Data excerpts ->

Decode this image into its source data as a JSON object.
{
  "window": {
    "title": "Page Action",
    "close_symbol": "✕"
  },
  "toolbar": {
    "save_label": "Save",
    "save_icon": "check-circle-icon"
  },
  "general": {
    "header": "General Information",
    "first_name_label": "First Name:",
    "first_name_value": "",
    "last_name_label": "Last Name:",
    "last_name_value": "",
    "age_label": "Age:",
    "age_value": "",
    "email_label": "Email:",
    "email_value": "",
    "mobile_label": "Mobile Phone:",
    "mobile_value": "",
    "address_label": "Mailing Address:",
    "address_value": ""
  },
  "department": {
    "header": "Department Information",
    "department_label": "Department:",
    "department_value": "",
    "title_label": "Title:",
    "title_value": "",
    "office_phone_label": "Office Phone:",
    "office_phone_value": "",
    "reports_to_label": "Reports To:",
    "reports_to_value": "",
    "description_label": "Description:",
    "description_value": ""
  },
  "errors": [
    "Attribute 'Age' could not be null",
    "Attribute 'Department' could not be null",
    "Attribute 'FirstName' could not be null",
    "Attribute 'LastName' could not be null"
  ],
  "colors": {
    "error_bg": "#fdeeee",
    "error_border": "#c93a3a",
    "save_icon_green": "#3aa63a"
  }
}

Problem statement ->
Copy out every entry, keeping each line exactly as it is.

Worked solution ->
Decode this image into its source data as a JSON object.
{
  "window": {
    "title": "Page Action",
    "close_symbol": "✕"
  },
  "toolbar": {
    "save_label": "Save",
    "save_icon": "check-circle-icon"
  },
  "general": {
    "header": "General Information",
    "first_name_label": "First Name:",
    "first_name_value": "",
    "last_name_label": "Last Name:",
    "last_name_value": "",
    "age_label": "Age:",
    "age_value": "",
    "email_label": "Email:",
    "email_value": "",
    "mobile_label": "Mobile Phone:",
    "mobile_value": "",
    "address_label": "Mailing Address:",
    "address_value": ""
  },
  "department": {
    "header": "Department Information",
    "department_label": "Department:",
    "department_value": "",
    "title_label": "Title:",
    "title_value": "",
    "office_phone_label": "Office Phone:",
    "office_phone_value": "",
    "reports_to_label": "Reports To:",
    "reports_to_value": "",
    "description_label": "Description:",
    "description_value": ""
  },
  "errors": [
    "Attribute 'Age' could not be null",
    "Attribute 'Department' could not be null",
    "Attribute 'FirstName' could not be null",
    "Attribute 'LastName' could not be null"
  ],
  "colors": {
    "error_bg": "#fdeeee",
    "error_border": "#c93a3a",
    "save_icon_green": "#3aa63a"
  }
}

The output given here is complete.